START EXTRACTED INFORMATION
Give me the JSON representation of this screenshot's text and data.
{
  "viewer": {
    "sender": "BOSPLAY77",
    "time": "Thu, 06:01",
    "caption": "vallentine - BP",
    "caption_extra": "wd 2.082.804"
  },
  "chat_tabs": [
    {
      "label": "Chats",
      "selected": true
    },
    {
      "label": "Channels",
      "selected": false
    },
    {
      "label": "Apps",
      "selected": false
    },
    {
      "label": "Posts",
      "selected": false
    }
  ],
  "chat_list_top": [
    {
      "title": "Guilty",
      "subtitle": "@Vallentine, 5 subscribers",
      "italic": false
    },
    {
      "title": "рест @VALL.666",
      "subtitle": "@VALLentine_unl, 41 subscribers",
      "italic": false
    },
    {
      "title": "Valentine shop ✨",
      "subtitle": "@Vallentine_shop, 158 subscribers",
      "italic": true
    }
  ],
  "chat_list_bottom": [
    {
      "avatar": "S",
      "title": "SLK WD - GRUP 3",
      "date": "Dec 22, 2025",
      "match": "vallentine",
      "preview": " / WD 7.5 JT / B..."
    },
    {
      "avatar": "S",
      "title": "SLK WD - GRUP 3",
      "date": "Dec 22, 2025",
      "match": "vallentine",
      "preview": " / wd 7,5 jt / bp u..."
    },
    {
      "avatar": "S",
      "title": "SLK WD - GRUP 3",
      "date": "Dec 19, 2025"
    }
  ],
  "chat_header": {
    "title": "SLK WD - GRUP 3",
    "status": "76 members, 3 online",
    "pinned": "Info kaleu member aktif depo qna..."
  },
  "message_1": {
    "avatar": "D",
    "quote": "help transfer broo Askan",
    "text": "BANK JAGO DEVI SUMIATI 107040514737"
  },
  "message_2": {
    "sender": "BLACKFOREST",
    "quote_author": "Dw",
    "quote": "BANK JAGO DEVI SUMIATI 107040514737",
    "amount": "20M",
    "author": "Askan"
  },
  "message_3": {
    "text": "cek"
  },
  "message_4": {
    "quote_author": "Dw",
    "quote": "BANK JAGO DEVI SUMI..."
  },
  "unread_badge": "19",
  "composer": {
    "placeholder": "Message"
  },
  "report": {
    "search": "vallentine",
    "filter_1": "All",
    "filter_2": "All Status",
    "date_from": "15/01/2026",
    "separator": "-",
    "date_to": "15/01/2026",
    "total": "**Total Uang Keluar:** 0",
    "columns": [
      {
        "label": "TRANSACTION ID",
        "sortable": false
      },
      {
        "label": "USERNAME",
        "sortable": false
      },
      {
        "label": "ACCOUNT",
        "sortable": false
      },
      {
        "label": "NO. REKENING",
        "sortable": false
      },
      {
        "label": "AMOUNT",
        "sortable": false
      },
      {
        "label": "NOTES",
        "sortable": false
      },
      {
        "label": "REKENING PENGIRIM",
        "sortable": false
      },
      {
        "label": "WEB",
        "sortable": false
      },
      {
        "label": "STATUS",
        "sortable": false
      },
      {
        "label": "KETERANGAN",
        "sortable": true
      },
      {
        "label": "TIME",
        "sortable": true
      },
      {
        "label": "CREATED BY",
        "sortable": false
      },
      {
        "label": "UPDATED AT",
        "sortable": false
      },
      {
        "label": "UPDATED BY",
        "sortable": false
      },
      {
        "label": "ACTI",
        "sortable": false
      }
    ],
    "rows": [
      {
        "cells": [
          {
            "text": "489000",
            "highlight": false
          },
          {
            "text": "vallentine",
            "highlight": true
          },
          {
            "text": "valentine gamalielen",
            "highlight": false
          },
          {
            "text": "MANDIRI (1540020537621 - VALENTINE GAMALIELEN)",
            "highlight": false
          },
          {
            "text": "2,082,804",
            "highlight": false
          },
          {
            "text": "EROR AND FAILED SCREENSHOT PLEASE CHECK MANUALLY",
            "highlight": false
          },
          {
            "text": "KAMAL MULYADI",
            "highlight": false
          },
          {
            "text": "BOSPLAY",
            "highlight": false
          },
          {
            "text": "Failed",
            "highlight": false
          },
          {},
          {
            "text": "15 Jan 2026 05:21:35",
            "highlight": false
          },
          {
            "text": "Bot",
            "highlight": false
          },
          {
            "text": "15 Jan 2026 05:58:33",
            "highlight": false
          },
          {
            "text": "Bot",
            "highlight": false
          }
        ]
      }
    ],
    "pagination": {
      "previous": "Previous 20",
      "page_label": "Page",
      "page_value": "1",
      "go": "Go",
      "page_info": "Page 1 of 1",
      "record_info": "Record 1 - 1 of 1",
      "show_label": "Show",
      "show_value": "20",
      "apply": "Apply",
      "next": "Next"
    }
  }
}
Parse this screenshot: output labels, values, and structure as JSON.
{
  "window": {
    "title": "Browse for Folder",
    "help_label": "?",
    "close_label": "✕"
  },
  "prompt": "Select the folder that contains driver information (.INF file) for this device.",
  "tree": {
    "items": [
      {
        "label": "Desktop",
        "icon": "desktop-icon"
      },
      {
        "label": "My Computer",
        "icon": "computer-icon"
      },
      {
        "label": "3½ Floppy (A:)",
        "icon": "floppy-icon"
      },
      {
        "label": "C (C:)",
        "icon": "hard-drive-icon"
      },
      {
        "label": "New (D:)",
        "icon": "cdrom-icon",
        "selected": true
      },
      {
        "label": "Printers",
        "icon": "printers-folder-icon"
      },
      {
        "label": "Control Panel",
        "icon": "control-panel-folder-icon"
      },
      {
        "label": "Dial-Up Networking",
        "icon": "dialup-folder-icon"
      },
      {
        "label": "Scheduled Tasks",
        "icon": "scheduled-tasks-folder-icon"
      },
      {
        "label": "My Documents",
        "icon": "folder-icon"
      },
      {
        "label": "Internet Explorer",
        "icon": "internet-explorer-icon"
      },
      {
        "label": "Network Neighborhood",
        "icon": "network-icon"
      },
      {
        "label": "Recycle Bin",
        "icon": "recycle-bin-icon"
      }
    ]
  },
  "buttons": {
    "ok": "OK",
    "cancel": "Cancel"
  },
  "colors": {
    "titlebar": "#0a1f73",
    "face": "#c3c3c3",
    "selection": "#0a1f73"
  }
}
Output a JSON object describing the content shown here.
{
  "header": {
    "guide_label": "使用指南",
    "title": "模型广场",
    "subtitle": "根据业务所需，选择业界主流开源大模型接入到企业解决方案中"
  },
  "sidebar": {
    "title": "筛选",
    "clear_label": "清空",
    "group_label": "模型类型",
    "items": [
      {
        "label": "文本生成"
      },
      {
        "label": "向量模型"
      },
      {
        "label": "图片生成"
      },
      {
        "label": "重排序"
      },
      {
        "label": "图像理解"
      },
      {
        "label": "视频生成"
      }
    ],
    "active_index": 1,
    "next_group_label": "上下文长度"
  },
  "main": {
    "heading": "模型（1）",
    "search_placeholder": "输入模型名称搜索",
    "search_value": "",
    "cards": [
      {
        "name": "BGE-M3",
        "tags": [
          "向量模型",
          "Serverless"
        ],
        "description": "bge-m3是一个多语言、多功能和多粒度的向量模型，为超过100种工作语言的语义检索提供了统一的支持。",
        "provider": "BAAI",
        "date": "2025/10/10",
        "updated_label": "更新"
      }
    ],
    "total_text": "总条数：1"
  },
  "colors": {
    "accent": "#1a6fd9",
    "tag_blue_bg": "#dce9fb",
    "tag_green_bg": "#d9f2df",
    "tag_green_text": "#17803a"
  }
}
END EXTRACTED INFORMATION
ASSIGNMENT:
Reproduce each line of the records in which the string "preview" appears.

REPLY:
      "preview": " / WD 7.5 JT / B..."
      "preview": " / wd 7,5 jt / bp u..."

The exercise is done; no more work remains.